## [TASK INSTRUCTIONS]
Scan the entries that follow and copy out every line containing "What".

## [SUPPLIED RECORDS]
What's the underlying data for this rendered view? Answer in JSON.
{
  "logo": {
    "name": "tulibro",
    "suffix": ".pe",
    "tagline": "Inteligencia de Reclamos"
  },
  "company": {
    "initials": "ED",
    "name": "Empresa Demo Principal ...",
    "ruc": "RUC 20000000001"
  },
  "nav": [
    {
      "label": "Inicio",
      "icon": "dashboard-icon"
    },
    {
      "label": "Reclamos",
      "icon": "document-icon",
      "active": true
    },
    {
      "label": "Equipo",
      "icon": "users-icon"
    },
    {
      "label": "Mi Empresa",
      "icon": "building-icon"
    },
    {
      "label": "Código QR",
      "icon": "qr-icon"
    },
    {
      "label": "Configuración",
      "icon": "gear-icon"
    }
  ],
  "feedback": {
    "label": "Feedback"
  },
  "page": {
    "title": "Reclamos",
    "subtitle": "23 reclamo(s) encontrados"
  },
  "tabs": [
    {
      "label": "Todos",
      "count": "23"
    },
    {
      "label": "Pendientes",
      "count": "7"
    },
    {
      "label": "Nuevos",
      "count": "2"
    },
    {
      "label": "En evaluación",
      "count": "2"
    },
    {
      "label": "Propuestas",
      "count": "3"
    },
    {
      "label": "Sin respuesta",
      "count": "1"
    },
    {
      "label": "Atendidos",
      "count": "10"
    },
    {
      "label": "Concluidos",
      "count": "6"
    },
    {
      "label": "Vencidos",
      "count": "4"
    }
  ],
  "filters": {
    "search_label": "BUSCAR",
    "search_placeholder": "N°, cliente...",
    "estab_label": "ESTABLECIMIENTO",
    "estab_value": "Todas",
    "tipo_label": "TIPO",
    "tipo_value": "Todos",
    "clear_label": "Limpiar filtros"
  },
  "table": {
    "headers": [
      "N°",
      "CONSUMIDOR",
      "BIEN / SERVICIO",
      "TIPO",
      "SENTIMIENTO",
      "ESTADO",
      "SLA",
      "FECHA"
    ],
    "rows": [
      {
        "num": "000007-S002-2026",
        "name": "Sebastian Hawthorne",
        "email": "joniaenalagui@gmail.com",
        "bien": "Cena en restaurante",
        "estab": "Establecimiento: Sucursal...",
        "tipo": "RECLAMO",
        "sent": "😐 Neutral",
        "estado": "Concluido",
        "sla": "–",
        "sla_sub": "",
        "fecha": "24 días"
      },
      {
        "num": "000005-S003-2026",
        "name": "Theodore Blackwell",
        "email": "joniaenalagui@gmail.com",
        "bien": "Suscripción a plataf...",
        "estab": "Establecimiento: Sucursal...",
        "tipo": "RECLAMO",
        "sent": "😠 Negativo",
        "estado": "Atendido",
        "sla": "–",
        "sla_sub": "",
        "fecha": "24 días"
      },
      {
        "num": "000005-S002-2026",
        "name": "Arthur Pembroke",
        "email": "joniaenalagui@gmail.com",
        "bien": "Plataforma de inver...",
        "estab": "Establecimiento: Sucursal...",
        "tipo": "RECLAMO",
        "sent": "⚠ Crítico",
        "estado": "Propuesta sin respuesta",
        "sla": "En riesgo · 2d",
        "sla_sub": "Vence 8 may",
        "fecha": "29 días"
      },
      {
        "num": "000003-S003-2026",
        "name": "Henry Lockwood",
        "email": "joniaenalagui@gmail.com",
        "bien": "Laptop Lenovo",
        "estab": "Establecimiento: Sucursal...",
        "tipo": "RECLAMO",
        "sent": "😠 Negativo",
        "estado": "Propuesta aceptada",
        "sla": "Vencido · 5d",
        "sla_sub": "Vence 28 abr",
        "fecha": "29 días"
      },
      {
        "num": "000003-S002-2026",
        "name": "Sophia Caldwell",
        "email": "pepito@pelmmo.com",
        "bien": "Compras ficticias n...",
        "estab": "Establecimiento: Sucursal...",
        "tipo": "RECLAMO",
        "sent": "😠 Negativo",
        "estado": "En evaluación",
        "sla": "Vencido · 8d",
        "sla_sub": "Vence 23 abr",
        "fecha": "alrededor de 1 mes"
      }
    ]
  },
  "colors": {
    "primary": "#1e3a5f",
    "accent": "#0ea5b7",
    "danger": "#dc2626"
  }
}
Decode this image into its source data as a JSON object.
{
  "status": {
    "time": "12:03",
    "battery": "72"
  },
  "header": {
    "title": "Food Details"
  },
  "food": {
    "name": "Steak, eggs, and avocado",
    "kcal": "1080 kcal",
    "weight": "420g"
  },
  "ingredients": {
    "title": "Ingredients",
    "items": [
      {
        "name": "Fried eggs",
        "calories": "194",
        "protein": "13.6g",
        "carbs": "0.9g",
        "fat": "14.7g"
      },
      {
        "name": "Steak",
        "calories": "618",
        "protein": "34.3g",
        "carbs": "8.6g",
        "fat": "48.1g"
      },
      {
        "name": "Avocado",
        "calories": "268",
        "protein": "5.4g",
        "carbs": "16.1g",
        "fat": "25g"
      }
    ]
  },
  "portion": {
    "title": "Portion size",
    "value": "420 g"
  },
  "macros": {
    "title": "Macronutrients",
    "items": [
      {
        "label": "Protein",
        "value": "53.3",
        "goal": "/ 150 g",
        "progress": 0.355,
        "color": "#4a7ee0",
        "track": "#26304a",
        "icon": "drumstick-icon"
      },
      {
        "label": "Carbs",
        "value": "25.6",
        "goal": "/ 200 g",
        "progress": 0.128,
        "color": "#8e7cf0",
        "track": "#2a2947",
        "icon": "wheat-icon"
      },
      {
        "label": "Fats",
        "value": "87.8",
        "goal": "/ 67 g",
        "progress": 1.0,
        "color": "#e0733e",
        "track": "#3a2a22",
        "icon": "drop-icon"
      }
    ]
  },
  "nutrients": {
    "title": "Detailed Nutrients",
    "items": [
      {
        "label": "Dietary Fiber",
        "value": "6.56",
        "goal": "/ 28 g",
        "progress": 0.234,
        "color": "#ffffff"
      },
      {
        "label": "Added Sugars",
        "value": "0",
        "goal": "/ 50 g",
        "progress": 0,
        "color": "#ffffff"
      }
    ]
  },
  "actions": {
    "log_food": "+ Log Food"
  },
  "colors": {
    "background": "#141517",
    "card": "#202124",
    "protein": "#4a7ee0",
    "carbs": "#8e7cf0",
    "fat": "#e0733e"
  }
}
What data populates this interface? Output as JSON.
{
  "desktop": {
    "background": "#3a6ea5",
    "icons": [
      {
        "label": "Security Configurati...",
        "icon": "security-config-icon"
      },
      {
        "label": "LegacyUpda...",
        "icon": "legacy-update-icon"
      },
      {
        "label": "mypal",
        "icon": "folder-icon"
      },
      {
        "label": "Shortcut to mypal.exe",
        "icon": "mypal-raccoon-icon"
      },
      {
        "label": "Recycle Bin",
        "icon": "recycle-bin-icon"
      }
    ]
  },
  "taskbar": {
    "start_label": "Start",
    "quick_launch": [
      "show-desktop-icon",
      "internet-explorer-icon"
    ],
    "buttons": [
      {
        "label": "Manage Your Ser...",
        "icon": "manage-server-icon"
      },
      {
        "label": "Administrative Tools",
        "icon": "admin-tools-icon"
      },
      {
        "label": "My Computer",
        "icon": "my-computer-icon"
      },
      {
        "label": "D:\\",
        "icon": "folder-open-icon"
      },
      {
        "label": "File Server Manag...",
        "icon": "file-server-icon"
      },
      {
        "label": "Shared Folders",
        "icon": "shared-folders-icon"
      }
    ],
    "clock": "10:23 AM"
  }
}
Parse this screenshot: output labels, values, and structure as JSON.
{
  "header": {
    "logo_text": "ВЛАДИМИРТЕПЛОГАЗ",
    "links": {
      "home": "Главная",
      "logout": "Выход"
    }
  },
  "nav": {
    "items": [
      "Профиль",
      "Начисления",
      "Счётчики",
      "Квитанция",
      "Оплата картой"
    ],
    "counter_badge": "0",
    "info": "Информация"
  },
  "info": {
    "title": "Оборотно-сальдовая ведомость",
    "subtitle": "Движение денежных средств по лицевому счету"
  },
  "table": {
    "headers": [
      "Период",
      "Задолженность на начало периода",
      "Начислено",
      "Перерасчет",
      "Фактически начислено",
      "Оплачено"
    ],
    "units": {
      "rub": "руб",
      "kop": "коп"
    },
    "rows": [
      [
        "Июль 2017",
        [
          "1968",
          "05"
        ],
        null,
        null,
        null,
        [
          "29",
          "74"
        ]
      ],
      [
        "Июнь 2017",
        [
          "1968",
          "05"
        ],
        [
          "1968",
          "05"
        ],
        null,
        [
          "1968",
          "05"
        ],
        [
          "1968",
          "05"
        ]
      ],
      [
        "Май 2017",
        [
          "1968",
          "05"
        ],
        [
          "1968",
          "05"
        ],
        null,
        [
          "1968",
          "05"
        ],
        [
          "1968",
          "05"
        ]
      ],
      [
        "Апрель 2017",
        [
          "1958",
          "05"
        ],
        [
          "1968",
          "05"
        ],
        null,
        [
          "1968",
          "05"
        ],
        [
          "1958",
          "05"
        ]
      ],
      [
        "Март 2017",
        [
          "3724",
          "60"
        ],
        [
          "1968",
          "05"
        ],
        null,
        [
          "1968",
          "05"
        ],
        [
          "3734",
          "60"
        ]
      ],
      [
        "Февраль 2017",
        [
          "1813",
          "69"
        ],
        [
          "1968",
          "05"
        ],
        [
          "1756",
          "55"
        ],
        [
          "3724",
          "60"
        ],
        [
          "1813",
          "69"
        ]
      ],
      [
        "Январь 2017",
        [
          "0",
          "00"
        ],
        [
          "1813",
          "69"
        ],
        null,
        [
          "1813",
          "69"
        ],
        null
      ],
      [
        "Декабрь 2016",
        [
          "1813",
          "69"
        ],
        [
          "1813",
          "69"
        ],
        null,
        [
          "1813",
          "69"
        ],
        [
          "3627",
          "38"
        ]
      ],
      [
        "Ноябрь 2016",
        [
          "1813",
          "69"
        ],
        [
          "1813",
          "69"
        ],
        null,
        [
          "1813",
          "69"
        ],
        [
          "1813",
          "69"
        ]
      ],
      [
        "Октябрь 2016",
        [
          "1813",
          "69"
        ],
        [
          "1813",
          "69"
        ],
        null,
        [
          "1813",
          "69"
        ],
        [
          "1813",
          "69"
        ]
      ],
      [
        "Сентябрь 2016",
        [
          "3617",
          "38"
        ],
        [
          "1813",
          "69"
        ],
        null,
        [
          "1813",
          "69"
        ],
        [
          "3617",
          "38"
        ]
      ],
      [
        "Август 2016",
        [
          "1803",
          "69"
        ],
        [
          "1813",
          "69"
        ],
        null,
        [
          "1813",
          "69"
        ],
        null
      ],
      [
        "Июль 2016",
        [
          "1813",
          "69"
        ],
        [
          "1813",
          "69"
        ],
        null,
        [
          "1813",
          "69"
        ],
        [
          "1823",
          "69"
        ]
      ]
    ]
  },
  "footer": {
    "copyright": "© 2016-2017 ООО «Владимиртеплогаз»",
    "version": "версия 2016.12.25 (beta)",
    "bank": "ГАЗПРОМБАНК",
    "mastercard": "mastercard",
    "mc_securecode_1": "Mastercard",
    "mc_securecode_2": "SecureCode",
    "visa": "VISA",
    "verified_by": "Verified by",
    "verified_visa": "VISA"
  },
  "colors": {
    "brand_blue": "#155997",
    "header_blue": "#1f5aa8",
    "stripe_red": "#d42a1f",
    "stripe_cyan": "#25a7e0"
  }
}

## [RESULT FOR THIS TASK]
What's the underlying data for this rendered view? Answer in JSON.
What data populates this interface? Output as JSON.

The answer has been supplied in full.